It’s mental health awareness month and I already have the victory, so I am just going for it right here.
I tend to handle hard seasons like the nurse that I am – I triage, I treat, I tend to others. I am think critically, I react swiftly and efficiently, and I handle effectively. And then months later, I crash. I find myself flat on my back. Everything feels dark and stormy. It’s too hard to brush my teeth and read my Bible and stay close to my people.
I’ve been there for the last little bit. I saw the red flags here and there for the last few months, with the tiniest triggers and the smallest setbacks throwing me for a loop. It came to a head last week, thanks to friends and family pressing in. At one point, my husband physically pulled me out of bed and put my shoes on so I could get moving one morning. I spent several days lamenting and analyzing. What went wrong? I’ve been preparing my heart, disciplining my body, digging into Scripture and community, and running on mission both in my city and on the Internet. My marriage is great, my kids are awesome, and things feel pretty healthy overall. Why the sudden physical symptoms of depression? This felt like failure.
But the truth is it’s not failure. It’s just not. This is simply my life, in seasons. And it’s futile and foolish to think I’ll ever outgrow my need for the gospel, or even move on to a new problem instead of my usual struggle with pride and performance. I’m wired a certain way, I’m born into sin, and I’m made new only in Christ. And only on a daily, forever basis.
So the last few weeks were hard. But this week? This week, we fight. And this time? This time, I share as I go. Because His resurrection power is made positively perfect in my weakness. And I’m ready to boast in it.

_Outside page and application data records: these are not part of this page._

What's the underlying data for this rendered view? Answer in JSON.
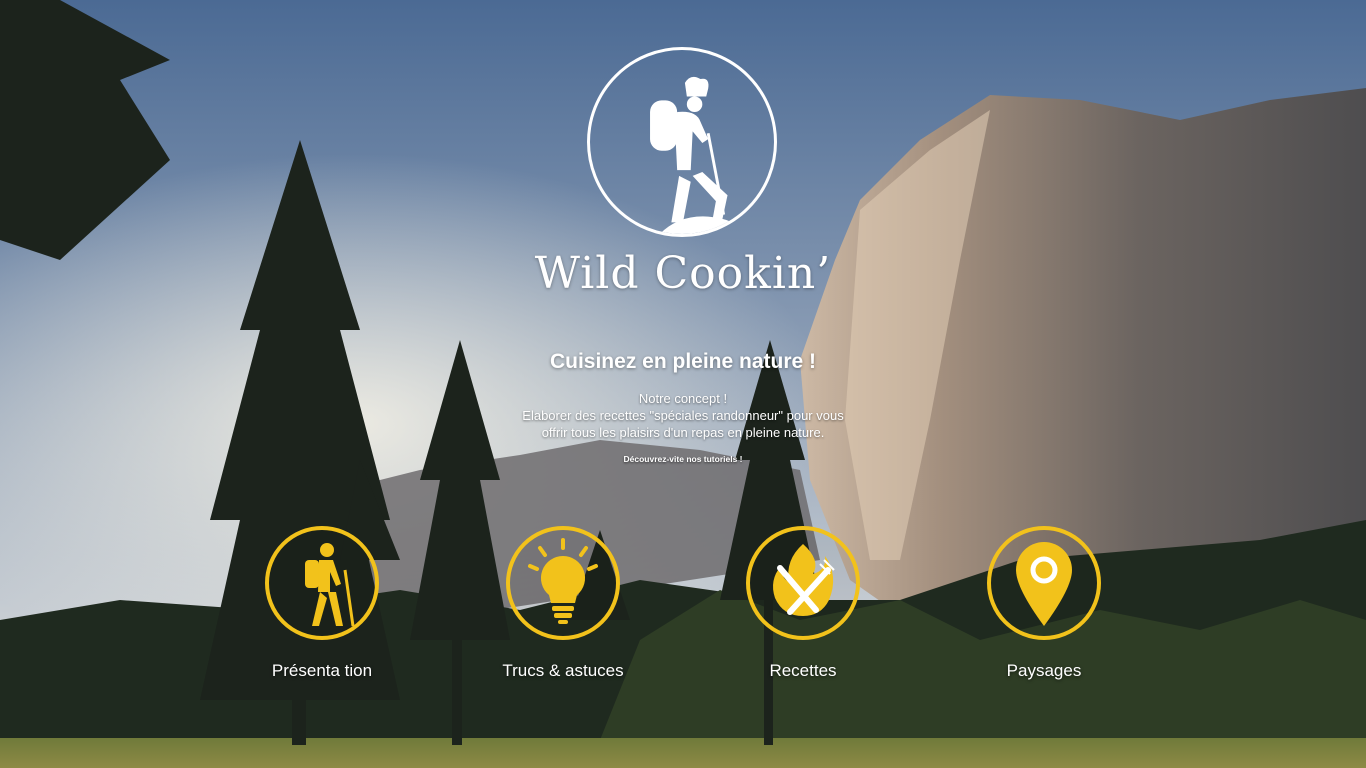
{
  "brand": {
    "logo_icon": "chef-hiker-icon",
    "name": "Wild Cookin’"
  },
  "hero": {
    "title": "Cuisinez en pleine nature !",
    "concept_line1": "Notre concept !",
    "concept_line2": "Elaborer des recettes \"spéciales randonneur\" pour vous",
    "concept_line3": "offrir tous les plaisirs d'un repas en pleine nature.",
    "cta": "Découvrez-vite nos tutoriels !"
  },
  "nav": {
    "items": [
      {
        "label": "Présenta tion",
        "icon": "hiker-icon"
      },
      {
        "label": "Trucs & astuces",
        "icon": "lightbulb-icon"
      },
      {
        "label": "Recettes",
        "icon": "fire-cutlery-icon"
      },
      {
        "label": "Paysages",
        "icon": "map-pin-icon"
      }
    ]
  },
  "colors": {
    "accent": "#f2c21b",
    "text": "#ffffff",
    "sky": "#4b6a94"
  }
}
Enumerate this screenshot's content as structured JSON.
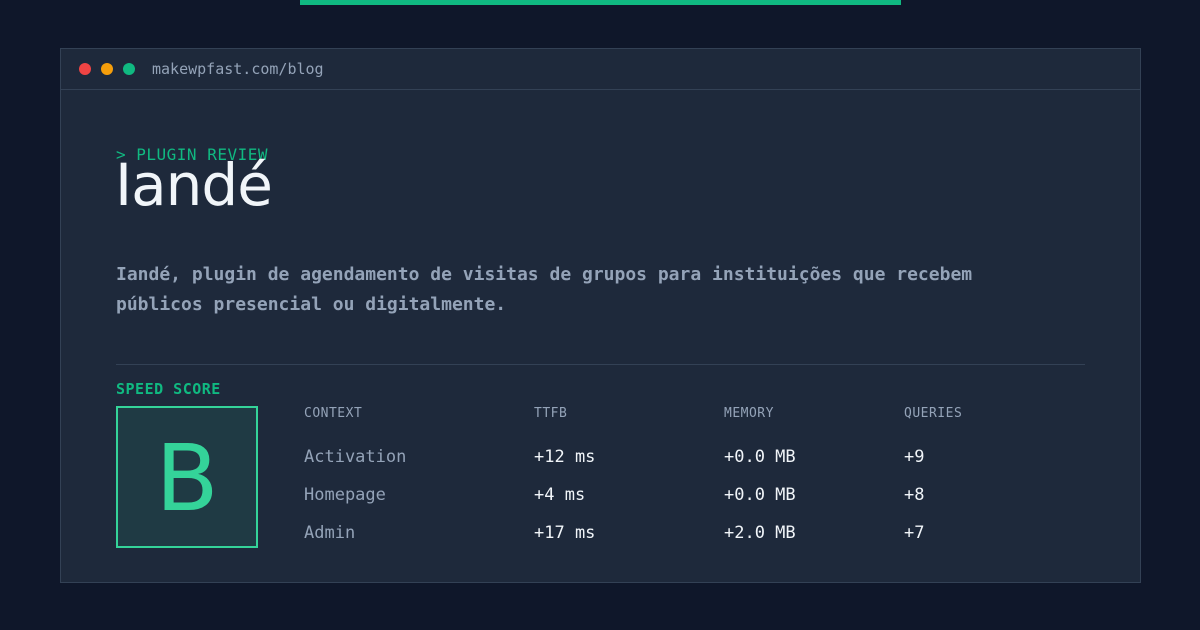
{
  "browser": {
    "url": "makewpfast.com/blog"
  },
  "hero": {
    "eyebrow": "> PLUGIN REVIEW",
    "title": "Iandé",
    "description": "Iandé, plugin de agendamento de visitas de grupos para instituições que recebem públicos presencial ou digitalmente."
  },
  "speed": {
    "label": "SPEED SCORE",
    "grade": "B"
  },
  "metrics": {
    "headers": [
      "CONTEXT",
      "TTFB",
      "MEMORY",
      "QUERIES"
    ],
    "rows": [
      [
        "Activation",
        "+12 ms",
        "+0.0 MB",
        "+9"
      ],
      [
        "Homepage",
        "+4 ms",
        "+0.0 MB",
        "+8"
      ],
      [
        "Admin",
        "+17 ms",
        "+2.0 MB",
        "+7"
      ]
    ]
  },
  "colors": {
    "accent": "#10b981",
    "grade": "#34d399",
    "background": "#0f172a",
    "panel": "#1e293b"
  }
}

This week: move body every day (gentle is okay), drink at least a liter of water each day, sex three times this week, be honest when people ask, no meeting with girls/women this week, memorize Isaiah 32:15-20, worship music or audio books only, and remember that this could end tomorrow and that there’s still joy in the midst.